### [Task brief]
After going through the data, give the number of lines that contain the word "style" as your sole answer.

### [Source information]
____________
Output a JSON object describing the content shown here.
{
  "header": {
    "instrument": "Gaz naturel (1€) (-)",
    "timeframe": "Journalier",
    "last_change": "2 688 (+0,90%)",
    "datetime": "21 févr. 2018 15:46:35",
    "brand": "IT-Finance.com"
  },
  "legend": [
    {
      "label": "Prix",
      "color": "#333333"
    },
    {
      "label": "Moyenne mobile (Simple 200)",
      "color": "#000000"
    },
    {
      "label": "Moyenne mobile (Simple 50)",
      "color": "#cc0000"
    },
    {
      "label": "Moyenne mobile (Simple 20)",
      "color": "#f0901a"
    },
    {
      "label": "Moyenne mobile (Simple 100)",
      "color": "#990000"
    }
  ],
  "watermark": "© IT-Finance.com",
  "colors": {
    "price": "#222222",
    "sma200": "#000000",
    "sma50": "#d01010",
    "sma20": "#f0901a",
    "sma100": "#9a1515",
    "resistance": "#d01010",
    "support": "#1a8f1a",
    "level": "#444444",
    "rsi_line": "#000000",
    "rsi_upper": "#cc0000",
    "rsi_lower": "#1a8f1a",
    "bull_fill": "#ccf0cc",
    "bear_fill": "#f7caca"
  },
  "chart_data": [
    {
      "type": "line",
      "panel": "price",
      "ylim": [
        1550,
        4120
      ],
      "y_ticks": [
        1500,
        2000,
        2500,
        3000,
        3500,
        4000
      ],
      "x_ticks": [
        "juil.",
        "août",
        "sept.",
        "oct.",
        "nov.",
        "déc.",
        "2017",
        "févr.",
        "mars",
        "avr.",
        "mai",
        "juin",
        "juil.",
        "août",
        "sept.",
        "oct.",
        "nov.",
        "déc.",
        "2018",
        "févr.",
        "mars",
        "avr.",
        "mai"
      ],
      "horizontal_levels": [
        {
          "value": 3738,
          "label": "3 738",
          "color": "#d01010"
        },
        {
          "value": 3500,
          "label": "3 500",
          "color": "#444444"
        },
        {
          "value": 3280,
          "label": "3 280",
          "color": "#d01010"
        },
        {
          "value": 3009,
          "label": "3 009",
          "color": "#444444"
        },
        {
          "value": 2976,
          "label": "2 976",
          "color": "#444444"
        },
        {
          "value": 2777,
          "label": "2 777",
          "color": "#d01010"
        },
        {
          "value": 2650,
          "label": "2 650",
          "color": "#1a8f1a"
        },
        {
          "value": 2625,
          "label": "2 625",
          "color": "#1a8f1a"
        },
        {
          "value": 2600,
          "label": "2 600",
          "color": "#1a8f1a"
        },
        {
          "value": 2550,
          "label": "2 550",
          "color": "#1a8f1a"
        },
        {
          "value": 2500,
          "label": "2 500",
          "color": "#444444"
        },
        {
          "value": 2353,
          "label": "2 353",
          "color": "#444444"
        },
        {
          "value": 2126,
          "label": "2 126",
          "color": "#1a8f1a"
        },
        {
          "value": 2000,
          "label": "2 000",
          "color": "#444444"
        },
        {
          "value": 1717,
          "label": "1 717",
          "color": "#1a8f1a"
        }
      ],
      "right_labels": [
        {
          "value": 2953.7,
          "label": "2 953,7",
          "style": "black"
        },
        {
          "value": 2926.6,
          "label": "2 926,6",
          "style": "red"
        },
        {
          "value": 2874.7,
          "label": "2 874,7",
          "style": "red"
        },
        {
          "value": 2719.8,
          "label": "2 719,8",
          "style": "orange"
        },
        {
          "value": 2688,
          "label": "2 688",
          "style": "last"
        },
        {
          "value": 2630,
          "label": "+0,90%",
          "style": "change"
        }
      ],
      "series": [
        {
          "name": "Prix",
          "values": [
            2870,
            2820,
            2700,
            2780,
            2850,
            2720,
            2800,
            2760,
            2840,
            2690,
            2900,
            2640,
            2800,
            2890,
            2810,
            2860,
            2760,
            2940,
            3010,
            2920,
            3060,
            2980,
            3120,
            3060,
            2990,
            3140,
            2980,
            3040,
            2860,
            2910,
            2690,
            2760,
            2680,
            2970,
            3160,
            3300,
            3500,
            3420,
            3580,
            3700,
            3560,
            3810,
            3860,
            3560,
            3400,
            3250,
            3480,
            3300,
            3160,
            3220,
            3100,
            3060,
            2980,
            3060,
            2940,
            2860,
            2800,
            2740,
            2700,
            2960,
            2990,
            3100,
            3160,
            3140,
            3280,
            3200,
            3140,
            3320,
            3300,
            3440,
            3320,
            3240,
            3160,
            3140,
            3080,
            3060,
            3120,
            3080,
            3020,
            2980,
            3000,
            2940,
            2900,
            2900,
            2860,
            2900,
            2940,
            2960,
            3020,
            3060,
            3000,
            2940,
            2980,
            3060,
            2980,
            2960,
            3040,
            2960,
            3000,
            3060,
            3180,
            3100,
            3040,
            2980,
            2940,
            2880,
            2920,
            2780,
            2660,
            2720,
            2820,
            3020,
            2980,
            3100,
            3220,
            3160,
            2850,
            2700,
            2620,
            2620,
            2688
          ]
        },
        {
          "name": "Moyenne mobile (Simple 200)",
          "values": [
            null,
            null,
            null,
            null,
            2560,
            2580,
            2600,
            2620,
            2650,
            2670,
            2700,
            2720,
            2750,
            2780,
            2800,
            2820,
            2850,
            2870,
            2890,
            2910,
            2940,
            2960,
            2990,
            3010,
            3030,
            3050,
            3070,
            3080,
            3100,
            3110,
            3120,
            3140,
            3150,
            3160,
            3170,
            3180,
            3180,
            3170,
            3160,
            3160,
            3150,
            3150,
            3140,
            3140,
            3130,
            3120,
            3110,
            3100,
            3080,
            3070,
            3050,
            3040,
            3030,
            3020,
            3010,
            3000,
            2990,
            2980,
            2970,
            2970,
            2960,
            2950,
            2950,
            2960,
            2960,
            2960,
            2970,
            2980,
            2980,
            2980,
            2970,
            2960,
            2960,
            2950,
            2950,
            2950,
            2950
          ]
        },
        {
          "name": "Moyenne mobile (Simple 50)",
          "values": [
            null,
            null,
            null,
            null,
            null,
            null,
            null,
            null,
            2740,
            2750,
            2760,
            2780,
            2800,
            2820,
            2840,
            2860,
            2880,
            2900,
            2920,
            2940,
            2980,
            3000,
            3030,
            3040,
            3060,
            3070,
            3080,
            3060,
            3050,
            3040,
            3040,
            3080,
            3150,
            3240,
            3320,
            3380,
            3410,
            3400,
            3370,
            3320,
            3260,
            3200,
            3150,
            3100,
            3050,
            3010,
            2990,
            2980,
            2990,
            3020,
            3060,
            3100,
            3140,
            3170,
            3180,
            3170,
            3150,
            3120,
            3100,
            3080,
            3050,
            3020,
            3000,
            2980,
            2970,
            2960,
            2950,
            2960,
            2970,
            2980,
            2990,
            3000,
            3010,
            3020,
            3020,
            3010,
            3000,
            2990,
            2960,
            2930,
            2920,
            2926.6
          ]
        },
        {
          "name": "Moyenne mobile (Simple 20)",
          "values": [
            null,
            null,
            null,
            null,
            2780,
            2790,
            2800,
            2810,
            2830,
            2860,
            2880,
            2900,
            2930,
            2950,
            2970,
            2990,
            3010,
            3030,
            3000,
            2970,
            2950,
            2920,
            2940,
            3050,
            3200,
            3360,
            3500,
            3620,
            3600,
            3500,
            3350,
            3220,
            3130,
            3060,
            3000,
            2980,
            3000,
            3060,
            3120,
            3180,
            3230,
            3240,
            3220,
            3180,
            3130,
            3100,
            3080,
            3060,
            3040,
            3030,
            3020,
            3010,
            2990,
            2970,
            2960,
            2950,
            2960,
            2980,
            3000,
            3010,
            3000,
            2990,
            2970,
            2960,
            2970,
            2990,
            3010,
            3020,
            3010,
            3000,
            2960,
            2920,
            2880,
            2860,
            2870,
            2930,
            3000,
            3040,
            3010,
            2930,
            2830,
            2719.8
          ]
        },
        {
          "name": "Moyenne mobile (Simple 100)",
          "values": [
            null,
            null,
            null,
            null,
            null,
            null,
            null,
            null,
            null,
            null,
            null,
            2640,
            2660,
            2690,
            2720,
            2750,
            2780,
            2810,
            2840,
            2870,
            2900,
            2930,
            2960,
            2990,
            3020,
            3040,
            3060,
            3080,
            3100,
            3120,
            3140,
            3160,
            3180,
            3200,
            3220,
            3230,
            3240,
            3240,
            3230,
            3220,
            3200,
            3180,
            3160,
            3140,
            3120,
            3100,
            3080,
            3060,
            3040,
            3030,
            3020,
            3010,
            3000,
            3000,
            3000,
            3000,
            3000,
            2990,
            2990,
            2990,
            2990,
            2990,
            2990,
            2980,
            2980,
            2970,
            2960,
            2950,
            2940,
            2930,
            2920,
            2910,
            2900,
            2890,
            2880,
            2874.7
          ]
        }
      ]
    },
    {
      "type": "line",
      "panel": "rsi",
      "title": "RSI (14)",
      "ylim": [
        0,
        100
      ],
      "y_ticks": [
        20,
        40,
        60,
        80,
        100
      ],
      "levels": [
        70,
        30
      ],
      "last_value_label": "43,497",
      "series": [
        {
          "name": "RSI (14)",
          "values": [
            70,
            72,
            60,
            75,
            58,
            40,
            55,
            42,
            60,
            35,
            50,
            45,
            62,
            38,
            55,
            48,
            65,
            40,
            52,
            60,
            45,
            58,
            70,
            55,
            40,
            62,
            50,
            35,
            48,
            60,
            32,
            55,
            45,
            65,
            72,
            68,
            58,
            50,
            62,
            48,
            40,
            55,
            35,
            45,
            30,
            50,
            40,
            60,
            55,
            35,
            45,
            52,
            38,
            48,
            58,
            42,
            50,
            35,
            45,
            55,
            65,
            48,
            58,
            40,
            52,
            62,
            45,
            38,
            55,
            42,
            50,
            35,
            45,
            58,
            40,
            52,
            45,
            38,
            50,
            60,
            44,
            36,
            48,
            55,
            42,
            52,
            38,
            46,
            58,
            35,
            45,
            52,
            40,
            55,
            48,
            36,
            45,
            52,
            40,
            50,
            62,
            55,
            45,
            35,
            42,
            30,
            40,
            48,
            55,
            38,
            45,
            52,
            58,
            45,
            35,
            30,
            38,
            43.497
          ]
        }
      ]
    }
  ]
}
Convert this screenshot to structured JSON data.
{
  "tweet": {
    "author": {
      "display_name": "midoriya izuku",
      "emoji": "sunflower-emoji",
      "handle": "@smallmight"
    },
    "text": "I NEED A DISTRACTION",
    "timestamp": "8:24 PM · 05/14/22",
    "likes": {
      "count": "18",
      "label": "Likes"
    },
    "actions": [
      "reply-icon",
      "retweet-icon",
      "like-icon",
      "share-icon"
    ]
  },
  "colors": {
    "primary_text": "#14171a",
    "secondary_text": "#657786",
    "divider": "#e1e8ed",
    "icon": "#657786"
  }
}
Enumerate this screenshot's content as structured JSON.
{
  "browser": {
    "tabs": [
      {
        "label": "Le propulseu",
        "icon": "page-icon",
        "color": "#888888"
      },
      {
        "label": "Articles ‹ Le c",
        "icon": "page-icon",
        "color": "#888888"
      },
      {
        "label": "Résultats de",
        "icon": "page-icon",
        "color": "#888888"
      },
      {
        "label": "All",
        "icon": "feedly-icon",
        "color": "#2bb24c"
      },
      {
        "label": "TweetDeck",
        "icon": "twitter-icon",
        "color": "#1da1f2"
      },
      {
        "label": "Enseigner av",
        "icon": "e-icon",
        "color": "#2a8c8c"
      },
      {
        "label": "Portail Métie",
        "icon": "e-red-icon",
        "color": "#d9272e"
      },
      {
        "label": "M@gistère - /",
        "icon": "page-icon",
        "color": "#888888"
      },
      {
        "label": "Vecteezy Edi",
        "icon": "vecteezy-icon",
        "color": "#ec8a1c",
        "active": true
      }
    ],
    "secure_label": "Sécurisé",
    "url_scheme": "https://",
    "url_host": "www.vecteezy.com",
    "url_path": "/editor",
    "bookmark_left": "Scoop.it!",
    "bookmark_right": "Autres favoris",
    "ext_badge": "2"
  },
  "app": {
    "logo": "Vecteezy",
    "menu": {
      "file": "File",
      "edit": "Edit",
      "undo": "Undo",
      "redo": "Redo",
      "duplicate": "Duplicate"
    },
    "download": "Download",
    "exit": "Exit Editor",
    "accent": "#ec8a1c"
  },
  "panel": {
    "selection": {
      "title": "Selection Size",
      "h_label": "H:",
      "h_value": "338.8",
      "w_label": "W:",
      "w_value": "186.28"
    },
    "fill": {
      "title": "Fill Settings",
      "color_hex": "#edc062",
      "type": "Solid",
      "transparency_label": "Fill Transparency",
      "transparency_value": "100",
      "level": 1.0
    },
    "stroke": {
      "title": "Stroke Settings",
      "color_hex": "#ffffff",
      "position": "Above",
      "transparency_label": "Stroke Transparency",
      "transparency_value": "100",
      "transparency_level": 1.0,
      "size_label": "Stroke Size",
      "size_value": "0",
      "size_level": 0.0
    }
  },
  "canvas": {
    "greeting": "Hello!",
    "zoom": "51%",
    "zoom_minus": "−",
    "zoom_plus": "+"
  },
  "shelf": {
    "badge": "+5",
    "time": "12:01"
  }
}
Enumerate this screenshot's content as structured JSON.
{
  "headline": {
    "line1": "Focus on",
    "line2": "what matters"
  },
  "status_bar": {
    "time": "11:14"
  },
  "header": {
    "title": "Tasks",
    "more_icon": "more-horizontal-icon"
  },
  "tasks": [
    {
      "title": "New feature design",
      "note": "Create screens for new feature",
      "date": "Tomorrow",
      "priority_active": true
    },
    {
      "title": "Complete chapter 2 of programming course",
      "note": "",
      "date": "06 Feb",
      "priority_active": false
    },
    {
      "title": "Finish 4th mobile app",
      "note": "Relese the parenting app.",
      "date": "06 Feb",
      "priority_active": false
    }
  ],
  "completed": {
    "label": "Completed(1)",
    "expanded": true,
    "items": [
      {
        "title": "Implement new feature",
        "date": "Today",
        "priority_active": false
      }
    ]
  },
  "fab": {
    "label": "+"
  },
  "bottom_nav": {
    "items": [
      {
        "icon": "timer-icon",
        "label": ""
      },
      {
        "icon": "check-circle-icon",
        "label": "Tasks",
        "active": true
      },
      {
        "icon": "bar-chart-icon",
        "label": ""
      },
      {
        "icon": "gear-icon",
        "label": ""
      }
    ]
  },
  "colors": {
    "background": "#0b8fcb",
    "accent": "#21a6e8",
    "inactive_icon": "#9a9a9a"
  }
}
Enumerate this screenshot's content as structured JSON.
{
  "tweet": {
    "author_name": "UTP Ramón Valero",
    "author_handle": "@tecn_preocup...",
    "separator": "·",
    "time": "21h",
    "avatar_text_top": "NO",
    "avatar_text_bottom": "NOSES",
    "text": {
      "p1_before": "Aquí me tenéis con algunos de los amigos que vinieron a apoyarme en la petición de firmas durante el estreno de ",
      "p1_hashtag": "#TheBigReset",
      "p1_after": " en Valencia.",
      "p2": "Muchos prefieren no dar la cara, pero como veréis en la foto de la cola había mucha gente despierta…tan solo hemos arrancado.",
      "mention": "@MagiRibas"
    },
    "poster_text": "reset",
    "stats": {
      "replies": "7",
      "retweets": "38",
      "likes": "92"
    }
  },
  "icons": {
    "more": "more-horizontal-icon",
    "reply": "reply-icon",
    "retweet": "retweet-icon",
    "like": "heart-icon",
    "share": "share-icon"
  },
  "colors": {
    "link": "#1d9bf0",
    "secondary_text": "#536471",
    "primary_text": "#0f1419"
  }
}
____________
### [Solution]
6